Using the data below, copy out all lines with the word "value".

[RECORDS FOR THE EXERCISE Boundary: Start]

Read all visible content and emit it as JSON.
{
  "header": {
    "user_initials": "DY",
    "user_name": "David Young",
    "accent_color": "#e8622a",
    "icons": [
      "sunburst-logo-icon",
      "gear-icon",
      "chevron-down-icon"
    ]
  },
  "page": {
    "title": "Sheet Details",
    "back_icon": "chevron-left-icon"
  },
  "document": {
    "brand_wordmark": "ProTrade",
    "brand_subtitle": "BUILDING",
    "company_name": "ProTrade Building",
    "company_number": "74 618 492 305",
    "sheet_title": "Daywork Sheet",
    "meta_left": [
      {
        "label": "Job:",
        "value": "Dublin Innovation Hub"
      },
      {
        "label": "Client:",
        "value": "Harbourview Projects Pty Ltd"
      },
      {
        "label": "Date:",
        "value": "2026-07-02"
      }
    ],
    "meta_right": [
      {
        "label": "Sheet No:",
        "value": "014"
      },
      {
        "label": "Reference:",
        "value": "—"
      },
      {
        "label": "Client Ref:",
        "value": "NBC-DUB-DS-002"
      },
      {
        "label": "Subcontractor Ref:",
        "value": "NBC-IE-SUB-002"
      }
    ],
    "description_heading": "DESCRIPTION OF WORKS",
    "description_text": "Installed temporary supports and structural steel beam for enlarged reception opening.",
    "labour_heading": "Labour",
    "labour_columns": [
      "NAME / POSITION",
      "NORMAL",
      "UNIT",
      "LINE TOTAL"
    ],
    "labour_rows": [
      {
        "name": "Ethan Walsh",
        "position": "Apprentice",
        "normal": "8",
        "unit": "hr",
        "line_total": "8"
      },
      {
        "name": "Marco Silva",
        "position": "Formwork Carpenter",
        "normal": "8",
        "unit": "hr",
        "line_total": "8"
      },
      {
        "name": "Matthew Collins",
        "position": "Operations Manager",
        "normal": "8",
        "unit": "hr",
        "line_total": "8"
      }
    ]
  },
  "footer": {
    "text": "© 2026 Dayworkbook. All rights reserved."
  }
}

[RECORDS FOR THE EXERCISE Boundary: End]

COMPLETED EXERCISE:
        "value": "Dublin Innovation Hub"
        "value": "Harbourview Projects Pty Ltd"
        "value": "2026-07-02"
        "value": "014"
        "value": "—"
        "value": "NBC-DUB-DS-002"
        "value": "NBC-IE-SUB-002"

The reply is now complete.